A friend wrote this week exasperated from feeling so tired all the time — with clients constantly pushing deadlines and boundaries — and owning a never ending roster of emergencies.
Its easy to feel this way — we all have way too much input, allow way too many folks intimate and/or immediate contact, and can quickly find ourselves trapped in overflow — and overwhelm — all day long.
Like most everything — fixing this will be a process not an instant thing but there’s lots you can do turn this madness around — starting next week. Here’s some practical advice:
o Start with a firm list of things to just say “NO” to. Its OK to turn stuff, work, people down. This is critical because in a world of unlimited incoming, opportunity and communication — saying “NO” to stuff is the only way to ever really have any time for the stuff you want to say “YES” to

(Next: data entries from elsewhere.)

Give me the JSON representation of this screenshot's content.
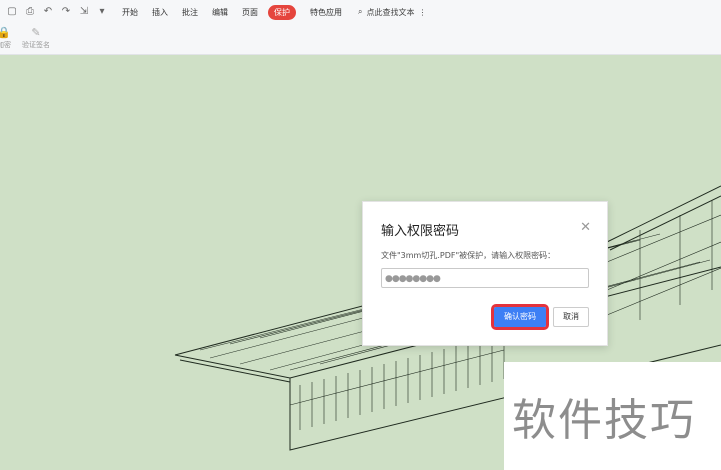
{
  "toolbar": {
    "menus": [
      "开始",
      "插入",
      "批注",
      "编辑",
      "页面",
      "保护",
      "特色应用"
    ],
    "active_menu": "保护",
    "search_label": "点此查找文本",
    "tools": [
      "加密",
      "验证签名"
    ]
  },
  "dialog": {
    "title": "输入权限密码",
    "message": "文件\"3mm切孔.PDF\"被保护，请输入权限密码：",
    "password_mask": "●●●●●●●●",
    "confirm_label": "确认密码",
    "cancel_label": "取消"
  },
  "watermark": {
    "text": "软件技巧"
  },
  "colors": {
    "accent": "#e4333d",
    "primary": "#3d7ff5",
    "background": "#cfe0c6"
  }
}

o Check your general incoming emails and phone calls only 3-4 times a day. Sure, lookout for incoming answers you’ve been waiting for — but “the world” only gets incoming on a schedule — at say 9:30 am, 1:00 pm and 4:00 pm each day.
o Develop a habit of responding to “incoming” on a schedule too — say sometime before 10:00 am and sometime after 3:00 pm. I keep a running list of who to call but do not respond “on-demand” to non-urgent (my definition not theirs) stuff off schedule. Its OK to let your VM get it — and to let email age in your inbox until you can find an hour to devote to all of them and power through the backlog.

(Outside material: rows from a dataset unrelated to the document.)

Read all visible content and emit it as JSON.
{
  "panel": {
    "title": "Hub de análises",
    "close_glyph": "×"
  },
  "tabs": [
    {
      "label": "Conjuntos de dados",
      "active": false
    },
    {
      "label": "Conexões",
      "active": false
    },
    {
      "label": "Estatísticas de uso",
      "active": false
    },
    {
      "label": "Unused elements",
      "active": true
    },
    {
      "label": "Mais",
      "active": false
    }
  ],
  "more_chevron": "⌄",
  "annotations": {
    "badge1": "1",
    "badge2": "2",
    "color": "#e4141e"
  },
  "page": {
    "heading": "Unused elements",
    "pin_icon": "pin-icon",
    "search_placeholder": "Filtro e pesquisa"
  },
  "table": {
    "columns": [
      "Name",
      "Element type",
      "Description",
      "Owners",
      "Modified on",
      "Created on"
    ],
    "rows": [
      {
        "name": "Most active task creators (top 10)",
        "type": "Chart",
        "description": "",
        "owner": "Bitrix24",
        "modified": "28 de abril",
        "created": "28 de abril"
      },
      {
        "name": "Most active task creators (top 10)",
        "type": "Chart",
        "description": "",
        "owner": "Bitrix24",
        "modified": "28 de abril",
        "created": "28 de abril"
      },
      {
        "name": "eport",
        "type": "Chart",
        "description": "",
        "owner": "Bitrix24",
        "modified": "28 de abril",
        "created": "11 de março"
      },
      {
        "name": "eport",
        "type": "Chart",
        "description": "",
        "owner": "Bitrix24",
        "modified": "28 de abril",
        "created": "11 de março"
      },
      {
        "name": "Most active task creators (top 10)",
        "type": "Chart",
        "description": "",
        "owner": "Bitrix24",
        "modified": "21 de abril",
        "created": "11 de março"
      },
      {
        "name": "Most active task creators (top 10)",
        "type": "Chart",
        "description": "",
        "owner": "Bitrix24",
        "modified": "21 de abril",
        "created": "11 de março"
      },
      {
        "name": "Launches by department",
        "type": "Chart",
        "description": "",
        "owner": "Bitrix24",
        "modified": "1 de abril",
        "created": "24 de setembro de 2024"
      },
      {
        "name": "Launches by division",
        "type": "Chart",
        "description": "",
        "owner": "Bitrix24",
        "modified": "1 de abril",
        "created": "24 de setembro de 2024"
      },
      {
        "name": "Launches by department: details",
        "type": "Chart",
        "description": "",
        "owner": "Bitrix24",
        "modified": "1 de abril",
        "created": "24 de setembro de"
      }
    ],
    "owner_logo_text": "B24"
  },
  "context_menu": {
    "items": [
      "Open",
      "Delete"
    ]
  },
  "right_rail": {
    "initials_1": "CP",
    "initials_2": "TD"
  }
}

o Block off, in advance, 1/2 day early in the week, a 1/2 day in the middle of the week and a 1/2 day late in the week to “schedule out” or “schedule focus time” — blocks of the week where you “Act” not be “Acted Upon”.
o Make written ToDo List(s) and use them every day. I suggest at least 3 broad categories:

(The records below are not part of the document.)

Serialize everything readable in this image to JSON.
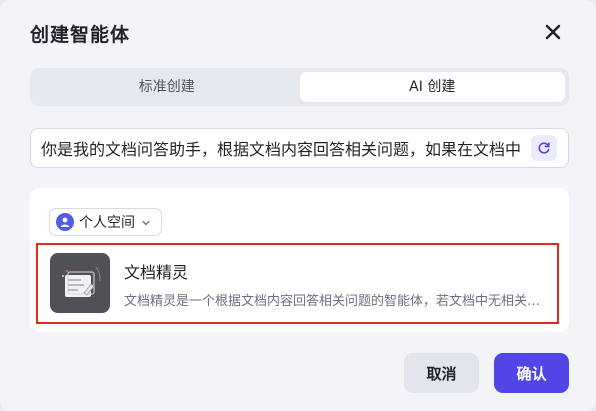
{
  "dialog": {
    "title": "创建智能体",
    "close_icon": "close-icon"
  },
  "tabs": [
    {
      "label": "标准创建",
      "active": false
    },
    {
      "label": "AI 创建",
      "active": true
    }
  ],
  "prompt": {
    "value": "你是我的文档问答助手，根据文档内容回答相关问题，如果在文档中找不到答案",
    "refresh_icon": "refresh-icon"
  },
  "space_selector": {
    "label": "个人空间",
    "avatar_icon": "user-icon",
    "chevron_icon": "chevron-down-icon"
  },
  "agent": {
    "name": "文档精灵",
    "description": "文档精灵是一个根据文档内容回答相关问题的智能体，若文档中无相关信息则会如实告知",
    "icon": "document-icon",
    "selected": true
  },
  "buttons": {
    "cancel": "取消",
    "confirm": "确认"
  },
  "colors": {
    "accent": "#5046e8",
    "selection_border": "#e02b1c",
    "background": "#f3f4f8"
  }
}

– Urgent & Important (I label this ToDo),
– Important But Not Urgent (I label this one Next), and
– Other Stuff (I label this one “Waiting For Columbus” — I’ll deal with this stuff when Christopher Columbus finds this folder).
o Get the ToDo list done — hardest items first — each day/week. Forget the stuff in the other lists for the day/week. Two further tips here — recreate these lists everyday (so you start each day with something to accomplish rather than a list of what you’ve already done) — and — stuff on the lists NEVER become urgent just because they’ve been on your list a while. In fact, aging but never requiring you to deal with it is often a sign that you’re starting to master using this system.
o Keep a tally each month of every (more than say 5 or 10 minute) phone call and in-person interaction — and how many times you spoke with each person during the month. Use this list to slow down the frequency of contact with exceptionally needy people. My list is the classic name with chalkboard tally strikes.
o Develop a “I’m talking and I can’t shutup list” and slowly move these folks to email and less frequent calling. All of us know someone who “always wants to talk but never has anything to say”.
I use a pocket size moleskine (www.shop.moleskine.com) for all of the above. It works fine.
PS: I assume everyone I regularly interact with uses this exact system. You should too — it will help you feel better about using it and speed your path to getting control of your schedule again.
Cheers and Happy Scheduling. DC